INPUT:
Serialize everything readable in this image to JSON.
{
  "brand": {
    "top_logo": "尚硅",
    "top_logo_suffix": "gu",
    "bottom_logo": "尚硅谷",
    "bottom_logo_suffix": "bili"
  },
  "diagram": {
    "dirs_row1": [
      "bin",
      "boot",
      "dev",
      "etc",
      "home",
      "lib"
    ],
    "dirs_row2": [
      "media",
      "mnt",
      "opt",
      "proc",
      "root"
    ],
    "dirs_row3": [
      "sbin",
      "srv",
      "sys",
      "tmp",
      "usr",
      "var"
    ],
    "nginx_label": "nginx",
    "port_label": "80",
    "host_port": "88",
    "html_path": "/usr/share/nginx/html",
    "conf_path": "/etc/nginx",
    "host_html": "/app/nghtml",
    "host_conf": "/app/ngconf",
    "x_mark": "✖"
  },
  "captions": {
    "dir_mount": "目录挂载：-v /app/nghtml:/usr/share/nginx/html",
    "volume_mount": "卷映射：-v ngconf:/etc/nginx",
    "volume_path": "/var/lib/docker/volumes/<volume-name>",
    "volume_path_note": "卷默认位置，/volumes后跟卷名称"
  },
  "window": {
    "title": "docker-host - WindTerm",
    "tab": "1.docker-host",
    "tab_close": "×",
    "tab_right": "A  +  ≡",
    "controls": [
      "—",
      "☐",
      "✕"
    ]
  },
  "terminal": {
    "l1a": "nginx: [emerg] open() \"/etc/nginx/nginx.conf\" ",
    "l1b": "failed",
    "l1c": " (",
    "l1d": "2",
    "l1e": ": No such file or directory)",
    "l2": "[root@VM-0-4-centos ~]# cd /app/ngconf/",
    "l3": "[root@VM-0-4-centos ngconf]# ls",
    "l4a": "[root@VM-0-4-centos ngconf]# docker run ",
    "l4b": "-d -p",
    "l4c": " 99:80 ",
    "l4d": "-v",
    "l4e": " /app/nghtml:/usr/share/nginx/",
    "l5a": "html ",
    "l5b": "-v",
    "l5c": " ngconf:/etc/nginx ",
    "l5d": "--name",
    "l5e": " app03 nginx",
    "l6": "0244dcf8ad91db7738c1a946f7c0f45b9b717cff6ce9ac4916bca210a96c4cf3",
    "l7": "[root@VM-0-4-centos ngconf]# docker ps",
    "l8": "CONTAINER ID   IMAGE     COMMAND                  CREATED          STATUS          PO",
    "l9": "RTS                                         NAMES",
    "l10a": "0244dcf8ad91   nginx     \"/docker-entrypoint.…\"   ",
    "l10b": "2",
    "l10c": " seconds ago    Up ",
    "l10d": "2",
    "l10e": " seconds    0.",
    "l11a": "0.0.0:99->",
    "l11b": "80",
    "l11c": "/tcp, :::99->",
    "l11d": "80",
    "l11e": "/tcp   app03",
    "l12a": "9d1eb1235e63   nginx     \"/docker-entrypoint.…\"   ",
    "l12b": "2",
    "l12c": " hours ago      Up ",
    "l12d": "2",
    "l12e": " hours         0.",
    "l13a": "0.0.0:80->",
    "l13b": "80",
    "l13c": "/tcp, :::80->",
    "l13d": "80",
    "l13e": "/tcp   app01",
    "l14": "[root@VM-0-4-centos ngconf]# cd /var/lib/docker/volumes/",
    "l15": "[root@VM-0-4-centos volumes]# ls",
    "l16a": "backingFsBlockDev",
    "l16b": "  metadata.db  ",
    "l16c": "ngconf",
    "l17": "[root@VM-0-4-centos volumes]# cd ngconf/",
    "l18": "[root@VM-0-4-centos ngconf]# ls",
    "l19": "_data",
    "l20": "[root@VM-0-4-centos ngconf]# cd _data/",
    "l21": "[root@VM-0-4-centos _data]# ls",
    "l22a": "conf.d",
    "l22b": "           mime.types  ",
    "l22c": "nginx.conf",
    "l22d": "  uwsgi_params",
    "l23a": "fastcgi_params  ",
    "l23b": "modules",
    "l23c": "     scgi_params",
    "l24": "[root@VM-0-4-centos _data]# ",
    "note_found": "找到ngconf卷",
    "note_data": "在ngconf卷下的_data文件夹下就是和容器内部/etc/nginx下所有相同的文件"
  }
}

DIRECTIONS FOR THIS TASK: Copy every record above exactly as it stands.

FINISHED TASK:
Serialize everything readable in this image to JSON.
{
  "brand": {
    "top_logo": "尚硅",
    "top_logo_suffix": "gu",
    "bottom_logo": "尚硅谷",
    "bottom_logo_suffix": "bili"
  },
  "diagram": {
    "dirs_row1": [
      "bin",
      "boot",
      "dev",
      "etc",
      "home",
      "lib"
    ],
    "dirs_row2": [
      "media",
      "mnt",
      "opt",
      "proc",
      "root"
    ],
    "dirs_row3": [
      "sbin",
      "srv",
      "sys",
      "tmp",
      "usr",
      "var"
    ],
    "nginx_label": "nginx",
    "port_label": "80",
    "host_port": "88",
    "html_path": "/usr/share/nginx/html",
    "conf_path": "/etc/nginx",
    "host_html": "/app/nghtml",
    "host_conf": "/app/ngconf",
    "x_mark": "✖"
  },
  "captions": {
    "dir_mount": "目录挂载：-v /app/nghtml:/usr/share/nginx/html",
    "volume_mount": "卷映射：-v ngconf:/etc/nginx",
    "volume_path": "/var/lib/docker/volumes/<volume-name>",
    "volume_path_note": "卷默认位置，/volumes后跟卷名称"
  },
  "window": {
    "title": "docker-host - WindTerm",
    "tab": "1.docker-host",
    "tab_close": "×",
    "tab_right": "A  +  ≡",
    "controls": [
      "—",
      "☐",
      "✕"
    ]
  },
  "terminal": {
    "l1a": "nginx: [emerg] open() \"/etc/nginx/nginx.conf\" ",
    "l1b": "failed",
    "l1c": " (",
    "l1d": "2",
    "l1e": ": No such file or directory)",
    "l2": "[root@VM-0-4-centos ~]# cd /app/ngconf/",
    "l3": "[root@VM-0-4-centos ngconf]# ls",
    "l4a": "[root@VM-0-4-centos ngconf]# docker run ",
    "l4b": "-d -p",
    "l4c": " 99:80 ",
    "l4d": "-v",
    "l4e": " /app/nghtml:/usr/share/nginx/",
    "l5a": "html ",
    "l5b": "-v",
    "l5c": " ngconf:/etc/nginx ",
    "l5d": "--name",
    "l5e": " app03 nginx",
    "l6": "0244dcf8ad91db7738c1a946f7c0f45b9b717cff6ce9ac4916bca210a96c4cf3",
    "l7": "[root@VM-0-4-centos ngconf]# docker ps",
    "l8": "CONTAINER ID   IMAGE     COMMAND                  CREATED          STATUS          PO",
    "l9": "RTS                                         NAMES",
    "l10a": "0244dcf8ad91   nginx     \"/docker-entrypoint.…\"   ",
    "l10b": "2",
    "l10c": " seconds ago    Up ",
    "l10d": "2",
    "l10e": " seconds    0.",
    "l11a": "0.0.0:99->",
    "l11b": "80",
    "l11c": "/tcp, :::99->",
    "l11d": "80",
    "l11e": "/tcp   app03",
    "l12a": "9d1eb1235e63   nginx     \"/docker-entrypoint.…\"   ",
    "l12b": "2",
    "l12c": " hours ago      Up ",
    "l12d": "2",
    "l12e": " hours         0.",
    "l13a": "0.0.0:80->",
    "l13b": "80",
    "l13c": "/tcp, :::80->",
    "l13d": "80",
    "l13e": "/tcp   app01",
    "l14": "[root@VM-0-4-centos ngconf]# cd /var/lib/docker/volumes/",
    "l15": "[root@VM-0-4-centos volumes]# ls",
    "l16a": "backingFsBlockDev",
    "l16b": "  metadata.db  ",
    "l16c": "ngconf",
    "l17": "[root@VM-0-4-centos volumes]# cd ngconf/",
    "l18": "[root@VM-0-4-centos ngconf]# ls",
    "l19": "_data",
    "l20": "[root@VM-0-4-centos ngconf]# cd _data/",
    "l21": "[root@VM-0-4-centos _data]# ls",
    "l22a": "conf.d",
    "l22b": "           mime.types  ",
    "l22c": "nginx.conf",
    "l22d": "  uwsgi_params",
    "l23a": "fastcgi_params  ",
    "l23b": "modules",
    "l23c": "     scgi_params",
    "l24": "[root@VM-0-4-centos _data]# ",
    "note_found": "找到ngconf卷",
    "note_data": "在ngconf卷下的_data文件夹下就是和容器内部/etc/nginx下所有相同的文件"
  }
}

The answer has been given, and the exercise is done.